Krákumál is an autobiographical poem of the legendary Viking hero Ragnar Loðbrók, composed and spoken while Ragnar awaits his death in the snakepit of King Ælla. We discuss the content and form of the poem, compare it to the Saga of Ragnar Loðbrók and His Sons, and examine the place of the History Channel’s Vikings in the literary tradition of this legendary figure. There’s also some discussion of kennings, quirks of early modern scholarship, and the evolution of literary fads throughout history. We also tackle the question “Unicorns: Fact or Fiction?” in a nearly serious manner.
And to prove the poem’s lasting popularity, check out this performance of Peder Syv’s (1631-1702) adaptation of the 12th century Krákumál from Velbastað on the Faroe Islands in 1959 (at least that’s what the tag on the YouTube video says). Now that’s an impressive journey through the ages.
In our first ever Saga Brief, we explore the legendary Viking torture ritual known as the blood-eagle. It’s a brilliantly violent practice with a complicated, but fascinating textual history. In short, it’s perfect for the boys of Saga Thing.

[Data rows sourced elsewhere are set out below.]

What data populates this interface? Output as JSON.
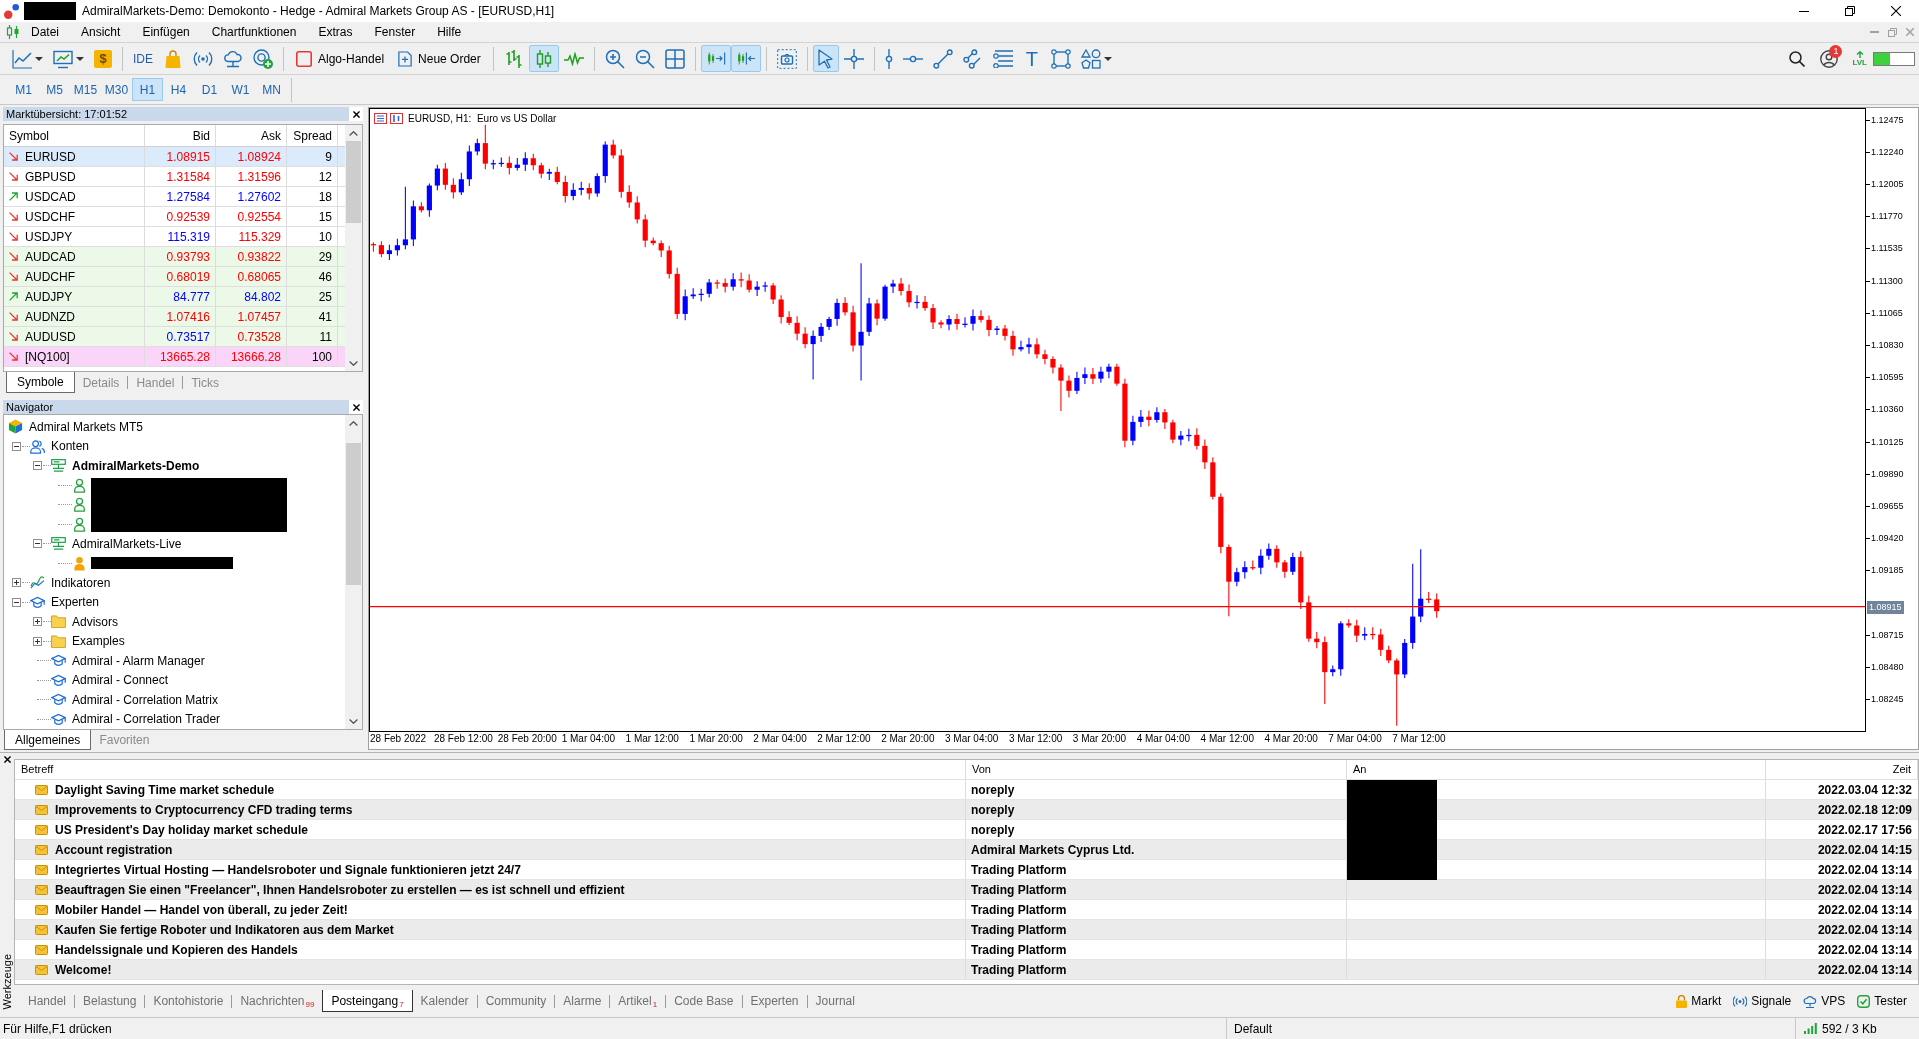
{
  "window": {
    "title": "AdmiralMarkets-Demo: Demokonto - Hedge - Admiral Markets Group AS - [EURUSD,H1]"
  },
  "menu": [
    "Datei",
    "Ansicht",
    "Einfügen",
    "Chartfunktionen",
    "Extras",
    "Fenster",
    "Hilfe"
  ],
  "toolbar": {
    "groups": [
      [
        {
          "kind": "icon",
          "pressed": false,
          "menu": true
        },
        {
          "kind": "icon",
          "pressed": false,
          "menu": true
        },
        {
          "kind": "tile",
          "glyph": "$",
          "pressed": false
        }
      ],
      [
        {
          "kind": "text",
          "label": "IDE",
          "pressed": false
        },
        {
          "kind": "icon",
          "pressed": false
        },
        {
          "kind": "icon",
          "pressed": false
        },
        {
          "kind": "icon",
          "pressed": false
        },
        {
          "kind": "icon",
          "pressed": false
        }
      ],
      [
        {
          "kind": "labeled",
          "label": "Algo-Handel",
          "pressed": false
        },
        {
          "kind": "labeled",
          "label": "Neue Order",
          "pressed": false
        }
      ],
      [
        {
          "kind": "icon",
          "pressed": false
        },
        {
          "kind": "icon",
          "pressed": true
        },
        {
          "kind": "icon",
          "pressed": false
        }
      ],
      [
        {
          "kind": "icon",
          "pressed": false
        },
        {
          "kind": "icon",
          "pressed": false
        },
        {
          "kind": "icon",
          "pressed": false
        }
      ],
      [
        {
          "kind": "icon",
          "pressed": true
        },
        {
          "kind": "icon",
          "pressed": true
        }
      ],
      [
        {
          "kind": "icon",
          "pressed": false
        }
      ],
      [
        {
          "kind": "icon",
          "pressed": true
        },
        {
          "kind": "icon",
          "pressed": false
        }
      ],
      [
        {
          "kind": "icon",
          "pressed": false
        },
        {
          "kind": "icon",
          "pressed": false
        },
        {
          "kind": "icon",
          "pressed": false
        },
        {
          "kind": "icon",
          "pressed": false
        },
        {
          "kind": "icon",
          "pressed": false
        },
        {
          "kind": "glyph",
          "glyph": "T",
          "pressed": false
        },
        {
          "kind": "icon",
          "pressed": false
        },
        {
          "kind": "icon",
          "pressed": false,
          "menu": true
        }
      ]
    ]
  },
  "toolbar_status": {
    "notification_count": "1",
    "level_badge": "LVL",
    "meter": {
      "level": 0.4
    }
  },
  "timeframes": [
    {
      "label": "M1",
      "selected": false
    },
    {
      "label": "M5",
      "selected": false
    },
    {
      "label": "M15",
      "selected": false
    },
    {
      "label": "M30",
      "selected": false
    },
    {
      "label": "H1",
      "selected": true
    },
    {
      "label": "H4",
      "selected": false
    },
    {
      "label": "D1",
      "selected": false
    },
    {
      "label": "W1",
      "selected": false
    },
    {
      "label": "MN",
      "selected": false
    }
  ],
  "market_watch": {
    "title": "Marktübersicht: 17:01:52",
    "columns": [
      "Symbol",
      "Bid",
      "Ask",
      "Spread"
    ],
    "rows": [
      {
        "kind": "falling",
        "symbol": "EURUSD",
        "bid": {
          "value": "1.08915",
          "color": "#ff0000"
        },
        "ask": {
          "value": "1.08924",
          "color": "#ff0000"
        },
        "spread": "9",
        "selected": true
      },
      {
        "kind": "falling",
        "symbol": "GBPUSD",
        "bid": {
          "value": "1.31584",
          "color": "#ff0000"
        },
        "ask": {
          "value": "1.31596",
          "color": "#ff0000"
        },
        "spread": "12",
        "color": "#ffffff",
        "selected": false
      },
      {
        "kind": "rising",
        "symbol": "USDCAD",
        "bid": {
          "value": "1.27584",
          "color": "#0000ff"
        },
        "ask": {
          "value": "1.27602",
          "color": "#0000ff"
        },
        "spread": "18",
        "color": "#ffffff",
        "selected": false
      },
      {
        "kind": "falling",
        "symbol": "USDCHF",
        "bid": {
          "value": "0.92539",
          "color": "#ff0000"
        },
        "ask": {
          "value": "0.92554",
          "color": "#ff0000"
        },
        "spread": "15",
        "color": "#ffffff",
        "selected": false
      },
      {
        "kind": "falling",
        "symbol": "USDJPY",
        "bid": {
          "value": "115.319",
          "color": "#0000ff"
        },
        "ask": {
          "value": "115.329",
          "color": "#ff0000"
        },
        "spread": "10",
        "color": "#ffffff",
        "selected": false
      },
      {
        "kind": "falling",
        "symbol": "AUDCAD",
        "bid": {
          "value": "0.93793",
          "color": "#ff0000"
        },
        "ask": {
          "value": "0.93822",
          "color": "#ff0000"
        },
        "spread": "29",
        "color": "#ecf9e8",
        "selected": false
      },
      {
        "kind": "falling",
        "symbol": "AUDCHF",
        "bid": {
          "value": "0.68019",
          "color": "#ff0000"
        },
        "ask": {
          "value": "0.68065",
          "color": "#ff0000"
        },
        "spread": "46",
        "color": "#ecf9e8",
        "selected": false
      },
      {
        "kind": "rising",
        "symbol": "AUDJPY",
        "bid": {
          "value": "84.777",
          "color": "#0000ff"
        },
        "ask": {
          "value": "84.802",
          "color": "#0000ff"
        },
        "spread": "25",
        "color": "#ecf9e8",
        "selected": false
      },
      {
        "kind": "falling",
        "symbol": "AUDNZD",
        "bid": {
          "value": "1.07416",
          "color": "#ff0000"
        },
        "ask": {
          "value": "1.07457",
          "color": "#ff0000"
        },
        "spread": "41",
        "color": "#ecf9e8",
        "selected": false
      },
      {
        "kind": "falling",
        "symbol": "AUDUSD",
        "bid": {
          "value": "0.73517",
          "color": "#0000ff"
        },
        "ask": {
          "value": "0.73528",
          "color": "#ff0000"
        },
        "spread": "11",
        "color": "#ecf9e8",
        "selected": false
      },
      {
        "kind": "falling",
        "symbol": "[NQ100]",
        "bid": {
          "value": "13665.28",
          "color": "#ff0000"
        },
        "ask": {
          "value": "13666.28",
          "color": "#ff0000"
        },
        "spread": "100",
        "color": "#fbd5f9",
        "selected": false
      }
    ],
    "tabs": [
      {
        "label": "Symbole",
        "selected": true
      },
      {
        "label": "Details",
        "selected": false
      },
      {
        "label": "Handel",
        "selected": false
      },
      {
        "label": "Ticks",
        "selected": false
      }
    ]
  },
  "navigator": {
    "title": "Navigator",
    "tree": [
      {
        "label": "Admiral Markets MT5",
        "kind": "platform",
        "children": [
          {
            "label": "Konten",
            "kind": "accounts",
            "expanded": true,
            "children": [
              {
                "label": "AdmiralMarkets-Demo",
                "kind": "server",
                "expanded": true,
                "active": true,
                "children": [
                  {
                    "kind": "demo-account",
                    "redacted": true
                  },
                  {
                    "kind": "demo-account",
                    "redacted": true
                  },
                  {
                    "kind": "demo-account",
                    "redacted": true
                  }
                ]
              },
              {
                "label": "AdmiralMarkets-Live",
                "kind": "server",
                "expanded": true,
                "active": false,
                "children": [
                  {
                    "kind": "live-account",
                    "redacted": true
                  }
                ]
              }
            ]
          },
          {
            "label": "Indikatoren",
            "kind": "indicators",
            "expanded": false
          },
          {
            "label": "Experten",
            "kind": "experts",
            "expanded": true,
            "children": [
              {
                "label": "Advisors",
                "kind": "folder",
                "expanded": false
              },
              {
                "label": "Examples",
                "kind": "folder",
                "expanded": false
              },
              {
                "label": "Admiral - Alarm Manager",
                "kind": "expert"
              },
              {
                "label": "Admiral - Connect",
                "kind": "expert"
              },
              {
                "label": "Admiral - Correlation Matrix",
                "kind": "expert"
              },
              {
                "label": "Admiral - Correlation Trader",
                "kind": "expert"
              }
            ]
          }
        ]
      }
    ],
    "tabs": [
      {
        "label": "Allgemeines",
        "selected": true
      },
      {
        "label": "Favoriten",
        "selected": false
      }
    ]
  },
  "chart": {
    "title": "EURUSD, H1:  Euro vs US Dollar",
    "price_ticks": [
      "1.12475",
      "1.12240",
      "1.12005",
      "1.11770",
      "1.11535",
      "1.11300",
      "1.11065",
      "1.10830",
      "1.10595",
      "1.10360",
      "1.10125",
      "1.09890",
      "1.09655",
      "1.09420",
      "1.09185",
      "1.08715",
      "1.08480",
      "1.08245"
    ],
    "bid_label": "1.08915",
    "time_ticks": [
      "28 Feb 2022",
      "28 Feb 12:00",
      "28 Feb 20:00",
      "1 Mar 04:00",
      "1 Mar 12:00",
      "1 Mar 20:00",
      "2 Mar 04:00",
      "2 Mar 12:00",
      "2 Mar 20:00",
      "3 Mar 04:00",
      "3 Mar 12:00",
      "3 Mar 20:00",
      "4 Mar 04:00",
      "4 Mar 12:00",
      "4 Mar 20:00",
      "7 Mar 04:00",
      "7 Mar 12:00"
    ]
  },
  "toolbox": {
    "side_label": "Werkzeuge",
    "columns": [
      "Betreff",
      "Von",
      "An",
      "Zeit"
    ],
    "rows": [
      {
        "subject": "Daylight Saving Time market schedule",
        "from": "noreply",
        "redacted": true,
        "time": "2022.03.04 12:32"
      },
      {
        "subject": "Improvements to Cryptocurrency CFD trading terms",
        "from": "noreply",
        "redacted": true,
        "time": "2022.02.18 12:09"
      },
      {
        "subject": "US President's Day holiday market schedule",
        "from": "noreply",
        "redacted": true,
        "time": "2022.02.17 17:56"
      },
      {
        "subject": "Account registration",
        "from": "Admiral Markets Cyprus Ltd.",
        "redacted": true,
        "time": "2022.02.04 14:15"
      },
      {
        "subject": "Integriertes Virtual Hosting — Handelsroboter und Signale funktionieren jetzt 24/7",
        "from": "Trading Platform",
        "redacted": true,
        "time": "2022.02.04 13:14"
      },
      {
        "subject": "Beauftragen Sie einen \"Freelancer\", Ihnen Handelsroboter zu erstellen — es ist schnell und effizient",
        "from": "Trading Platform",
        "redacted": false,
        "time": "2022.02.04 13:14"
      },
      {
        "subject": "Mobiler Handel — Handel von überall, zu jeder Zeit!",
        "from": "Trading Platform",
        "redacted": false,
        "time": "2022.02.04 13:14"
      },
      {
        "subject": "Kaufen Sie fertige Roboter und Indikatoren aus dem Market",
        "from": "Trading Platform",
        "redacted": false,
        "time": "2022.02.04 13:14"
      },
      {
        "subject": "Handelssignale und Kopieren des Handels",
        "from": "Trading Platform",
        "redacted": false,
        "time": "2022.02.04 13:14"
      },
      {
        "subject": "Welcome!",
        "from": "Trading Platform",
        "redacted": false,
        "time": "2022.02.04 13:14"
      }
    ],
    "tabs": [
      {
        "label": "Handel",
        "selected": false
      },
      {
        "label": "Belastung",
        "selected": false
      },
      {
        "label": "Kontohistorie",
        "selected": false
      },
      {
        "label": "Nachrichten",
        "count": "99",
        "selected": false
      },
      {
        "label": "Posteingang",
        "count": "7",
        "selected": true
      },
      {
        "label": "Kalender",
        "selected": false
      },
      {
        "label": "Community",
        "selected": false
      },
      {
        "label": "Alarme",
        "selected": false
      },
      {
        "label": "Artikel",
        "count": "1",
        "selected": false
      },
      {
        "label": "Code Base",
        "selected": false
      },
      {
        "label": "Experten",
        "selected": false
      },
      {
        "label": "Journal",
        "selected": false
      }
    ],
    "services": [
      "Markt",
      "Signale",
      "VPS",
      "Tester"
    ]
  },
  "status_bar": {
    "help": "Für Hilfe,F1 drücken",
    "profile": "Default",
    "traffic": "592 / 3 Kb"
  }
}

Whether the blood-eagle is a historical method of ritual torture and execution or merely a literary motif designed to thrill and frighten, this is some pretty horrific stuff. Dig in!